Run through the records and show each line that includes the string "true".
::: Given records :::
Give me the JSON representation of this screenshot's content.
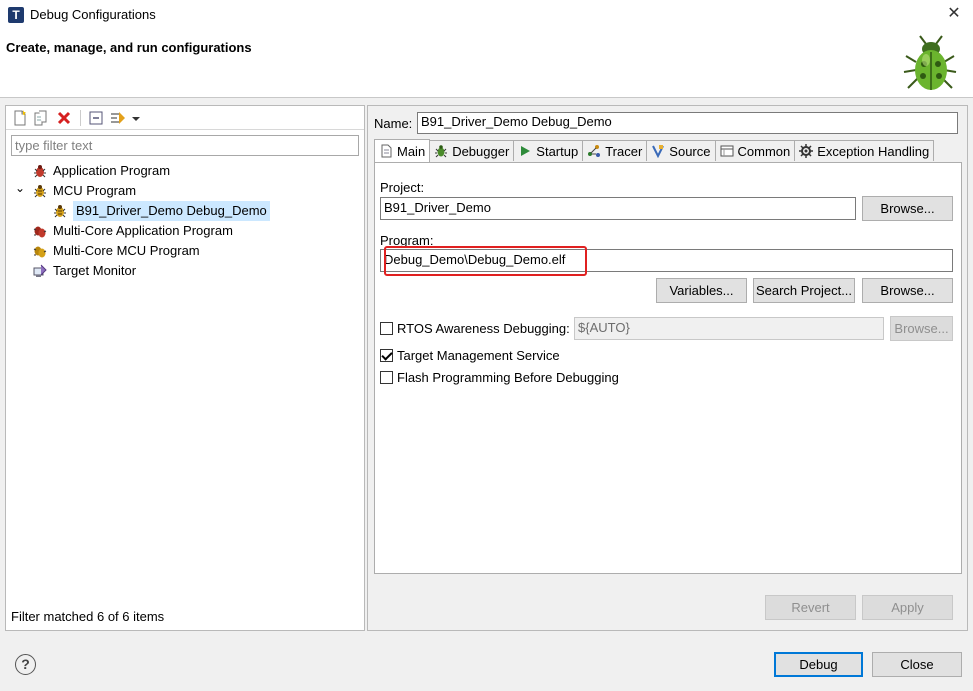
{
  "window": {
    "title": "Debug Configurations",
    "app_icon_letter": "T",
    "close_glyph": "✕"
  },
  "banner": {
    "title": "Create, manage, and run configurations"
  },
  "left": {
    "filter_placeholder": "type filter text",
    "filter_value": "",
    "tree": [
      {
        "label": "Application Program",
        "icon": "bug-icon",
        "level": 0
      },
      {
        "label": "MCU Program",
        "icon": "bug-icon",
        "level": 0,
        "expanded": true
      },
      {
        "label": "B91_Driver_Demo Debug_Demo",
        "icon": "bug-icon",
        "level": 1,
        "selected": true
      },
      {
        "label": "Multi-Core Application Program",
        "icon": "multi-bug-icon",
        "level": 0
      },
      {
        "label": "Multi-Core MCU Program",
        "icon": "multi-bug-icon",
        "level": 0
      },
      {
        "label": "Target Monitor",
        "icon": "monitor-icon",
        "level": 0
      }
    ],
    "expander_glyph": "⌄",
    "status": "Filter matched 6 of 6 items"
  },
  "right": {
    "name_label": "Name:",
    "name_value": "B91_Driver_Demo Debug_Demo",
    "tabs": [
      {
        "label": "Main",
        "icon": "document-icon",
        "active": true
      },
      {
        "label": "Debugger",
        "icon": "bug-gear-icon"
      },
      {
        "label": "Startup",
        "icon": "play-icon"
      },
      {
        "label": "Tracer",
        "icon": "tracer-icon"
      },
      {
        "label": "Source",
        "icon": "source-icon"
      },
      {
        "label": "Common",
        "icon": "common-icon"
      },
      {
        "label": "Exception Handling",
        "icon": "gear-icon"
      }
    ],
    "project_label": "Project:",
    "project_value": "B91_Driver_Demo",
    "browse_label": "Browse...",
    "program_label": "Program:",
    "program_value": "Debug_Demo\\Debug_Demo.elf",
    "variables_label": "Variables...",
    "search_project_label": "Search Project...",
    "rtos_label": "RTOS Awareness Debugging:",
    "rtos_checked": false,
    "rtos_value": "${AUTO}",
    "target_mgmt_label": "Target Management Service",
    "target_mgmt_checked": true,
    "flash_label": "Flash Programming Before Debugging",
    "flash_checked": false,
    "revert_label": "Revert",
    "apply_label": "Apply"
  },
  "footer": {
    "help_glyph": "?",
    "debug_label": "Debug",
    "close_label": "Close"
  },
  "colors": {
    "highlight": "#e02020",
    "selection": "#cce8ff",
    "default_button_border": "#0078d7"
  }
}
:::
> [Answer box]
        "expanded": true
        "selected": true
        "active": true
    "target_mgmt_checked": true,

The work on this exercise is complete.